comp lex yet is truly simple. This work is a perfect investigation between paradox /order, darkness/light, and simple/complex. F inally the last theme that is encountered between each work is due to each composer's affinity to the song genre Berg is famous for writing lyric and song like lines that are present in the Four Pie c es Stadler quotes many popular songs from the era. S c hoeck is only remember ed for his song cycles, where elements of song and melody are branched into this sonata Finzi is one of the gr eat English lyricists for song and incorporates his love of the c ountry and folk melodies into this work Overall, this recital has been an excellent exploration of works for clarinet that are often overlooked from both an analytical and performance pers pective. The paradoxical, song, and innovative elements are a key symbol of who I have become and thus performing these combinations of pieces created a fantastic conclusion to my UF experience. Hopefully the qualities explained here will bring a new lig ht to the works performed and garner more attention and performances in future recitals.

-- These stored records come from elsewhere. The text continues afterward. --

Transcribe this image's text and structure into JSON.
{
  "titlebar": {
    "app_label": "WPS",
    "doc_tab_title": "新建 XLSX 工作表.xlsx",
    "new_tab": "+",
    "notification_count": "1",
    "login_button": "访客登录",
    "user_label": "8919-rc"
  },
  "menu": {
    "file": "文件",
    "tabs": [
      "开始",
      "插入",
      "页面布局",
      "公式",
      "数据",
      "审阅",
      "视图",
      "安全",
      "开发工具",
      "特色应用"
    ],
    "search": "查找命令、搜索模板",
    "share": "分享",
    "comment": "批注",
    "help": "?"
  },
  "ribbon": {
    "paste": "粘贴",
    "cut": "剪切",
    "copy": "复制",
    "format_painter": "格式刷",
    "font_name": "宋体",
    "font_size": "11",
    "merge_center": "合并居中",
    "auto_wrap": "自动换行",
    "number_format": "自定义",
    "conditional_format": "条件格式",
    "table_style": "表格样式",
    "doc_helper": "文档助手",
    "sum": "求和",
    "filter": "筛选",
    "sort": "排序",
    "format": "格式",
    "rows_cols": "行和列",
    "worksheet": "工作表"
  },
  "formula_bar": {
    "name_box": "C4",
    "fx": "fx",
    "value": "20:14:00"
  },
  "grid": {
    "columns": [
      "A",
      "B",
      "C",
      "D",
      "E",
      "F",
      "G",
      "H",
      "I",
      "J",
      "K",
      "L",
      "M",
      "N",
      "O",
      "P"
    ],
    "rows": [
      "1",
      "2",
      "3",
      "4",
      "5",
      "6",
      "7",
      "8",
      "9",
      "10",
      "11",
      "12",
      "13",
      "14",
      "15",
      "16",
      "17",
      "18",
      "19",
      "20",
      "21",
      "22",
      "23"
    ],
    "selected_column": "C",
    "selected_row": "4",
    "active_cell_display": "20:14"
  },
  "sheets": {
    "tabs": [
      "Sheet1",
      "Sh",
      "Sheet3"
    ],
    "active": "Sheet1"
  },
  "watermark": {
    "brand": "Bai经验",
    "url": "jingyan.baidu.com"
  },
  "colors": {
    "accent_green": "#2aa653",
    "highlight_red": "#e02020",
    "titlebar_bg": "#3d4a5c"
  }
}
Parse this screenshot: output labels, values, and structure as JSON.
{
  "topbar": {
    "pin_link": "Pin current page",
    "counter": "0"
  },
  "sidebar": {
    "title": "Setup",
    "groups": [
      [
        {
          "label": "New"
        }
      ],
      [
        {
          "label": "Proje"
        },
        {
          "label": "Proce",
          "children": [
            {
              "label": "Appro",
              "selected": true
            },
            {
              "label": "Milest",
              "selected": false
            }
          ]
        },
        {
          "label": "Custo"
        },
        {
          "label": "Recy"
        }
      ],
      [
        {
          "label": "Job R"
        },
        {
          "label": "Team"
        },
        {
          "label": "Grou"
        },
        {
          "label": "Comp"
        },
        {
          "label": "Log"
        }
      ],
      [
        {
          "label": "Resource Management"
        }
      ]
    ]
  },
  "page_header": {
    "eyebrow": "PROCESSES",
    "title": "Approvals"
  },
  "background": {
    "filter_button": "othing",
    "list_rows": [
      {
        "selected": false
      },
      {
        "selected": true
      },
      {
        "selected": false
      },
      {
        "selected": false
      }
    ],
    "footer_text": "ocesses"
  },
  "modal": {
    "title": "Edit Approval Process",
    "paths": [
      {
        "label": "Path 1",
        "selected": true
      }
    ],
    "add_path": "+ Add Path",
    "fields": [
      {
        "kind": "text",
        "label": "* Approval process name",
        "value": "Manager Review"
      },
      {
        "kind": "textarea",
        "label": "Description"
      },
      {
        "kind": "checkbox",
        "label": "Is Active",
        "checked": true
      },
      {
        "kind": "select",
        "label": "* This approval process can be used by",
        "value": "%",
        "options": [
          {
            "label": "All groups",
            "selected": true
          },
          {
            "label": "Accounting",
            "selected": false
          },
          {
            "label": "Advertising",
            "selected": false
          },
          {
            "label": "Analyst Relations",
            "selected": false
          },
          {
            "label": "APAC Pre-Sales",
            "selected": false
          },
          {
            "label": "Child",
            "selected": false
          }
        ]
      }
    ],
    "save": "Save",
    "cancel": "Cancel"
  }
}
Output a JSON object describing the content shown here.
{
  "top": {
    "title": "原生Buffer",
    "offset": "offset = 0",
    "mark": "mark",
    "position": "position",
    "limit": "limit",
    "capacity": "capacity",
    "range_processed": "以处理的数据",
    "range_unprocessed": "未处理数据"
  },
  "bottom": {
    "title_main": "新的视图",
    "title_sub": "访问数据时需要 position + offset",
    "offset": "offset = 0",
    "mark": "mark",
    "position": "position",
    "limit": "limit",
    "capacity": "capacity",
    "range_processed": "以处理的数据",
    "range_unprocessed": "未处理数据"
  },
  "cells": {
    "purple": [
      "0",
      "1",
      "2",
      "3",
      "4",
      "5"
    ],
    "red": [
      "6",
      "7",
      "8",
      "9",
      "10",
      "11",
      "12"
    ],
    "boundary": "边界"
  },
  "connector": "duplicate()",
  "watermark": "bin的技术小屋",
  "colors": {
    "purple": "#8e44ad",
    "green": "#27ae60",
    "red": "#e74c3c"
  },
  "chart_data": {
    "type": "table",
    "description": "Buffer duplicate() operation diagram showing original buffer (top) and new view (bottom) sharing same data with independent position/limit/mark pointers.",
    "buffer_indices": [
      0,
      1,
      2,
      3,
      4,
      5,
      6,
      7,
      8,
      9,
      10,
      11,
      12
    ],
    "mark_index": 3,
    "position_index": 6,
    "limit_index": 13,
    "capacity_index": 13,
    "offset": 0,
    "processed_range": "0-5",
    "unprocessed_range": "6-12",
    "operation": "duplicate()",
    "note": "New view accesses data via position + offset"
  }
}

BIOGRAPHICAL SKETCH Hailing from Maryland, K eith Northover is currently a Teaching Assistant at the University of Florida and is finishing a Master's degree in clarinet performance and music education. He also serves an Adjunct Instructor of Clarinet, Saxophone, and Music Fundamentals at the College of Central F lorida. With years of service and commitment to providing music to the community, Keith is committed to encouraging and promoting music to the next generation. Highlights from the previous year include chamber music tours in Europe and Brazil, an early c larinet and Mozart workshop, a solo performance of Rolla's Basset Horn Concerto with the UF Orchestra, and numerous orchestral, band, and chamber music performances. Future aspirations include continuing to teach and perform professionally. Keith is stud ying with Professor Mit c hell Estrin and his previous teachers include Dr. Kyle Coughlin, a free lance musician in the Baltimore Washington Metropolitan Area, and Dr. Jay Niepoetter, principal bass clarinetist of "The President's Own" United States Marine B and. Upon completion of the Master's degree, Keith will continue his education at the University of Indiana, pursuing a DM in clarinet performance by studying with Howard Klug and Eric Hoeprich.